Fernandez strikes one as a perfectionist who is dedicated to promoting sports. The proprietor, who also does commercial talenting work aside from hosting, has a tenacious streak, as evidenced by her completing her first triathlon last November for a GamePlan episode. She vanquished the 600 meter swim, 30km bicycle segment, and five kilometer run in two hours and eleven minutes.
At the launch last Sunday, dressed in a formal dress with ancient Greek/Spartan feel, she gave a short but emotional speech to the attendees paying tribute to her grandfather, noted banker Jobo Fernandez, and father Enrique, who chairs the board of the FMF Development corporation that owns the land.
Dad didn't give her any favors in allowing her to build SPARTA on the company plot.
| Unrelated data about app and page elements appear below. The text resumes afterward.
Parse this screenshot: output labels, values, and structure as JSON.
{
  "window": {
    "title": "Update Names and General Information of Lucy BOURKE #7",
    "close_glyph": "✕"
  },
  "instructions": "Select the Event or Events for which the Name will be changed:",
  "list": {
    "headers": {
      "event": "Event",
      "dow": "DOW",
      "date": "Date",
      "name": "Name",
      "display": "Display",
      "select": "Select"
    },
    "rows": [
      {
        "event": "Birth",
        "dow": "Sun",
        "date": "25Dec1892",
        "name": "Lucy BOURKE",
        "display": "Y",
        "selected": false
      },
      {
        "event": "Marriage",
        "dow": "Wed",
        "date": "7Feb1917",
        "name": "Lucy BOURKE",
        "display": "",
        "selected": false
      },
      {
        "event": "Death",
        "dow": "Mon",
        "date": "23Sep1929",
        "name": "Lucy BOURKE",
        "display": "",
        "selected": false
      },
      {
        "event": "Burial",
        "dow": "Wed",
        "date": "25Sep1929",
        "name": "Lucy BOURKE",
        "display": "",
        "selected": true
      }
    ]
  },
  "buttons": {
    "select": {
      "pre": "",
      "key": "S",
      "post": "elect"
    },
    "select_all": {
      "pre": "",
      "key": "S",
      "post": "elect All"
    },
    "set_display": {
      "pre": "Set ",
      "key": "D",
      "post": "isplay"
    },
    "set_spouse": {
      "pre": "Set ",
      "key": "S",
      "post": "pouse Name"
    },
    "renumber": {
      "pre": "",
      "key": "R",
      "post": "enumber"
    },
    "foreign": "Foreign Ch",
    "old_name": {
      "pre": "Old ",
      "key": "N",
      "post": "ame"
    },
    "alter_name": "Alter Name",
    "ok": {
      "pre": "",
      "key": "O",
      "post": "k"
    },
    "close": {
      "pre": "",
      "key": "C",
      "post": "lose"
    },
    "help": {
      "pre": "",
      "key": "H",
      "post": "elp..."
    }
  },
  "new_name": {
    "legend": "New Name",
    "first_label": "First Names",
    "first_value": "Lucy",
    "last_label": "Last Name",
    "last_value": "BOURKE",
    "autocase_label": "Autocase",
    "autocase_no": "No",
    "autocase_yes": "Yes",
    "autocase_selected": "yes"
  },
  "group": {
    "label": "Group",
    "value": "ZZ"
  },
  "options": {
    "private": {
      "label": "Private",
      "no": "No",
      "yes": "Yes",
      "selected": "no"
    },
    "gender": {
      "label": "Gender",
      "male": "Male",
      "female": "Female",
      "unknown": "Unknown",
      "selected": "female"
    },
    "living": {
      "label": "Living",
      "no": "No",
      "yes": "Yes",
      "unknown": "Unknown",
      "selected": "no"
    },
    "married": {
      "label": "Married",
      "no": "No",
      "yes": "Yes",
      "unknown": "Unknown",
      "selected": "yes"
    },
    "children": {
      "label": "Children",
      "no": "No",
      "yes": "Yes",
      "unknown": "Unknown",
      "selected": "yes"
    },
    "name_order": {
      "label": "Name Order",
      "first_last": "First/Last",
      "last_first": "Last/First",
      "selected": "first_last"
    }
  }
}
Fernandez needed to make a properly researched business plan and present it to the entire board last June 27. The elder Fernandez reportedly uttered nary a word during Amanda's powerpoint and discussion afterwards. After some grilling, the board gave their nod, and the construction began in October. There aren't any free rides either going forward.
“Every peso I'm borrowing I will pay back,” insists Fernandez. “With interest.”
No doubt Philippine football owes her a debt of gratitude as well, as yet another venue for the beautiful game has sprouted in the nation's capital. - Rappler.com
Follow Bob on Twitter @PassionateFanPH.